How Much Outgoing Mail Do You Have? This is likely the biggest factor in which type of system you’ll need. Small volumes of mail may only need a single collection mailbox or an outgoing mail slot (that’s often included in centralized mailboxes), and very small outgoing mail volumes may make do with a locking curbside mailbox, if the information isn’t sensitive.

Large volumes may make use of multiple collection mailboxes, and the largest mail volumes may require plastic totes, hampers, and full mail rooms.

When Is My Business Open? The USPS must be able to retrieve your mail safely and securely, as well as deliver, to your business each day. This means that the postal employee must have access to your outgoing mail during delivery time.

If your business is open during all business hours, using an indoor system for outgoing mail will work well, and will keep mail secure. An indoor system can include mail hampers, totes (for incoming and outgoing mail), and collection mailboxes for both smaller mail and packages.

If your business has a more irregular schedule, outdoor options exist for outgoing mail, but must be secured. Any collection mailboxes used must be locking, and in a well-lit, easily accessible location. If totes are used, they must be inside a locking, bulk collection mailbox. For smaller mail volumes that don’t contain sensitive information or checks, a locking, sturdy curbside mailbox may also help. Be extra cautious if you are mailing checks, supplies, medical information, or credit card info. It’s not recommended to leave this mail type unsupervised.

What Am I Mailing? Are you mailing out simple advertisements, or mailing out checks, health information, or other sensitive information that thieves could use to their advantage? Obviously, you’ll need a higher level of security for sensitive information than you would other mail types.

Keeping more valuable mail indoors and having USPS pickup occur during business hours will be the safest bet, especially if you apply prepaid postage to your mail onsite.

Are You Mailing Packages and Supplies? Packages are prime targets for theft and loss, no matter what you’re mailing, and they will need security just as sensitive information does. However, they can take up a lot of space at a business, and if you’re opting for USPS pickup, some larger collection mailboxes do take smaller packages. You can also opt to take packages to the post office if you are not handling too many.

Corrugated plastic totes can handle some packages if you want direct USPS pickup, and are dealing with a higher package volume. These are the standard for handling mail in many business locations such as warehouses, medical facilities, and large commercial complexes.

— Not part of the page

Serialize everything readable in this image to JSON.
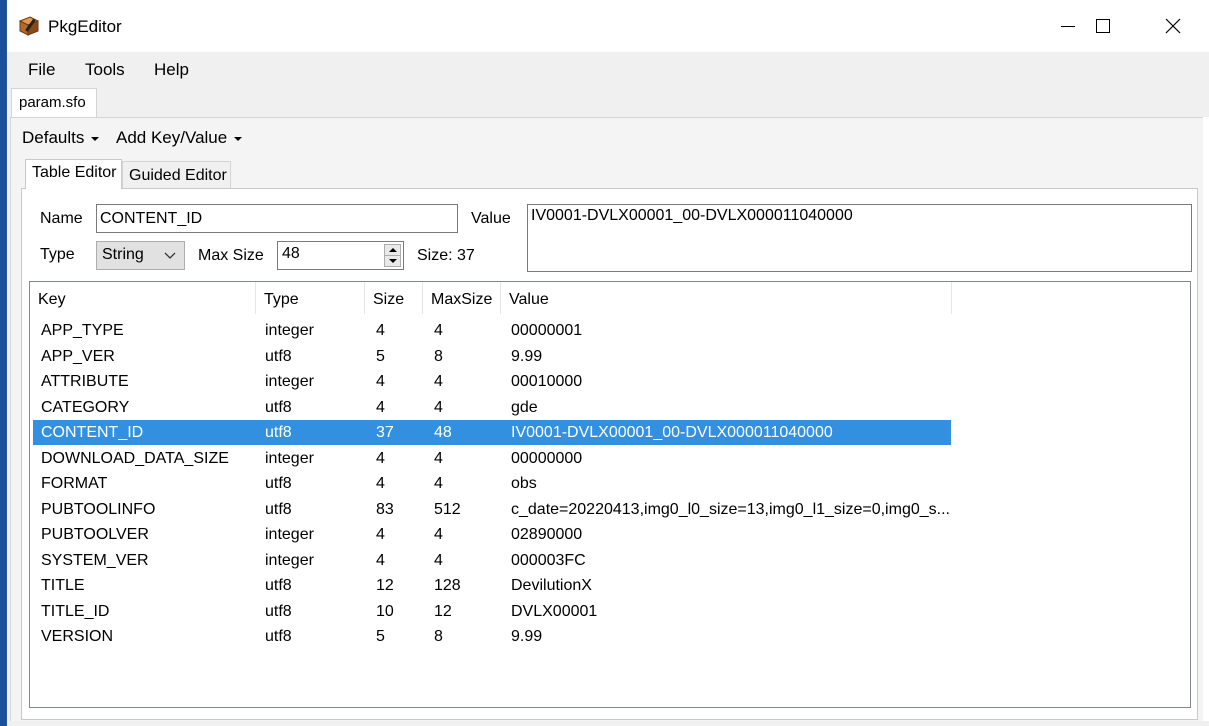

We’ll Help You Find the Right Solution for Your Outgoing Mail. At National Mailboxes, we’re here to help you handle your outgoing mail in the safest, most efficient way possible. If you have questions, reach out to us, and we’ll help you decide on the best solution for your business.